-- Records provided follows --
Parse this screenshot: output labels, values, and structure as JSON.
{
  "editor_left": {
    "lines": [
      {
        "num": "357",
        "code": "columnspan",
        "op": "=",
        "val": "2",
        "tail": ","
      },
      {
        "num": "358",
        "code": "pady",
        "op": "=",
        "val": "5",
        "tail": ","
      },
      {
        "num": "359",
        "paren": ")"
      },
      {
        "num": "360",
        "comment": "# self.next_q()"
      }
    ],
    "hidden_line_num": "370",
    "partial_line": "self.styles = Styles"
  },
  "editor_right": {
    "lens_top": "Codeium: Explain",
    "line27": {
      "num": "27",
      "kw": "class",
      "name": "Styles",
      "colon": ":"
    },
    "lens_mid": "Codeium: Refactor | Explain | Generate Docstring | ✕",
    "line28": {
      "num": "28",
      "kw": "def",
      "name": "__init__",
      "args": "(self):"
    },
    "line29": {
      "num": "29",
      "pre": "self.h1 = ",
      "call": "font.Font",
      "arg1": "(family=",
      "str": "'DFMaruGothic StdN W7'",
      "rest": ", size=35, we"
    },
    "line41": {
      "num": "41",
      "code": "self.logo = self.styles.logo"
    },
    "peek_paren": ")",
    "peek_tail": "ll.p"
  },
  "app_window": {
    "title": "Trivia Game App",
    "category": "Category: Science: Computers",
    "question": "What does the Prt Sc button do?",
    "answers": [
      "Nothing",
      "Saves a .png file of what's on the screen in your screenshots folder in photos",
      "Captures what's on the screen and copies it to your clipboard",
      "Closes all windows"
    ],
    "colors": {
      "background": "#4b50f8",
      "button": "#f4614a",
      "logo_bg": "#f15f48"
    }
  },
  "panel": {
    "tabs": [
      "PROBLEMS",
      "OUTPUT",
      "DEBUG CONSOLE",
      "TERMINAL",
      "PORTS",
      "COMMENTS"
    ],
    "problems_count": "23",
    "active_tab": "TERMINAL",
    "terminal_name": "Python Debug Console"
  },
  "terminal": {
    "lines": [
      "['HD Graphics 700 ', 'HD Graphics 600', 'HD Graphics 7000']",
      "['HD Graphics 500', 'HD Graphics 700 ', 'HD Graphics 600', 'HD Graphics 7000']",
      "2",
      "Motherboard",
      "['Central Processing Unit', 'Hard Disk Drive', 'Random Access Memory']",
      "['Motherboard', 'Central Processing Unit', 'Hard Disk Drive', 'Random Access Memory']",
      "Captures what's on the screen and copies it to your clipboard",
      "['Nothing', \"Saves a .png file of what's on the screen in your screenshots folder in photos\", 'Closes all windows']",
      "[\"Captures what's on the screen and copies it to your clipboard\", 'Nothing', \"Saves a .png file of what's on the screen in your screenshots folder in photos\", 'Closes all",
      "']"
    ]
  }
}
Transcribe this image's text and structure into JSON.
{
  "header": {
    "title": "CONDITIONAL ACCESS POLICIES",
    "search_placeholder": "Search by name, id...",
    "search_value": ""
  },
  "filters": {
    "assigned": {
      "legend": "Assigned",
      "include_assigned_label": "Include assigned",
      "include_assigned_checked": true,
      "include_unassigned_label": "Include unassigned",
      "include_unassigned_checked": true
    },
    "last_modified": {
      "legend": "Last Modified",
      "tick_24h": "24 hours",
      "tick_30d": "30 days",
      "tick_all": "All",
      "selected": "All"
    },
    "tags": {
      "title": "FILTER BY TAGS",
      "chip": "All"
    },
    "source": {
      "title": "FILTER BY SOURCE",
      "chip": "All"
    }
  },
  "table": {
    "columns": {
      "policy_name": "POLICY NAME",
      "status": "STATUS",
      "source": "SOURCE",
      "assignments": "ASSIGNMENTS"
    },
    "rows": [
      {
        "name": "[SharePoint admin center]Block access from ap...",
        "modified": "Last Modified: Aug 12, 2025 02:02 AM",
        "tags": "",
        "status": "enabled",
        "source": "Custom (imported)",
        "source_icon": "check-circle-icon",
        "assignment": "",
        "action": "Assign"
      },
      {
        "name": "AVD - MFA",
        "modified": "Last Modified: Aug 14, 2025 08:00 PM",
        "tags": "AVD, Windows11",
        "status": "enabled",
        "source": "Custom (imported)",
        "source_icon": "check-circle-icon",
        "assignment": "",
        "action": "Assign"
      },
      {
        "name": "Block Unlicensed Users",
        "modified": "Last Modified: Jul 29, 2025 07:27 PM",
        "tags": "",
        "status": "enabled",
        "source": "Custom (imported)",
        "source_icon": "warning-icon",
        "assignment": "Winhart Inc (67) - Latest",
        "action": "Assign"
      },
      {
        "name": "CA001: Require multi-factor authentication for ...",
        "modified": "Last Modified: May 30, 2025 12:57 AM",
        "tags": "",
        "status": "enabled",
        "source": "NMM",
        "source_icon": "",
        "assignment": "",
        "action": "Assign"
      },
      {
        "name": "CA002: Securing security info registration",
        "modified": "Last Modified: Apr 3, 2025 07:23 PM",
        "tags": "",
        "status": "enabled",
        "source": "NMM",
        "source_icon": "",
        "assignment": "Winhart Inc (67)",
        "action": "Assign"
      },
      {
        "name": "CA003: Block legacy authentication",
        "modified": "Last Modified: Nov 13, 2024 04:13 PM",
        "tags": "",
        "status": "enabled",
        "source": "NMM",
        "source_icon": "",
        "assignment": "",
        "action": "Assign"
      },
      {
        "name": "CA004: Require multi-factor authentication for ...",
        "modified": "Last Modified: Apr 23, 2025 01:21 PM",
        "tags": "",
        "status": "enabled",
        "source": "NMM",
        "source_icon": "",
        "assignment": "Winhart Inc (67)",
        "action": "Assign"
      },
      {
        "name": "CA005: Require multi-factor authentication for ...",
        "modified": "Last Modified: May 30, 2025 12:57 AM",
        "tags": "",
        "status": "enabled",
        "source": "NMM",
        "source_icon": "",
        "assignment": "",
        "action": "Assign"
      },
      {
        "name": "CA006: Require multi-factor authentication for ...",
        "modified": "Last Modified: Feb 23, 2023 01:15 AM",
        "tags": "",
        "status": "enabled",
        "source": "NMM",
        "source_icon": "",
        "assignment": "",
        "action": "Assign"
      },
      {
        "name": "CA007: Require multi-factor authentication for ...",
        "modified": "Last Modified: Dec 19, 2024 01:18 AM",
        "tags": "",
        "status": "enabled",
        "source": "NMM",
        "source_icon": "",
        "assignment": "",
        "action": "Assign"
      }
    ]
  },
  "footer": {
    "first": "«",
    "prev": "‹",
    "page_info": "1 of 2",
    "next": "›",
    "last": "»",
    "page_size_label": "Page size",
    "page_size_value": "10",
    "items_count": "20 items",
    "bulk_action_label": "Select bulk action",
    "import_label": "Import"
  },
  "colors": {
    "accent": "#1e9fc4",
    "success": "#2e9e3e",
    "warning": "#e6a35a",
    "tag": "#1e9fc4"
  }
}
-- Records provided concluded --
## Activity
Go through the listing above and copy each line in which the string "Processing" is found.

## Answer section
      "['Central Processing Unit', 'Hard Disk Drive', 'Random Access Memory']",
      "['Motherboard', 'Central Processing Unit', 'Hard Disk Drive', 'Random Access Memory']",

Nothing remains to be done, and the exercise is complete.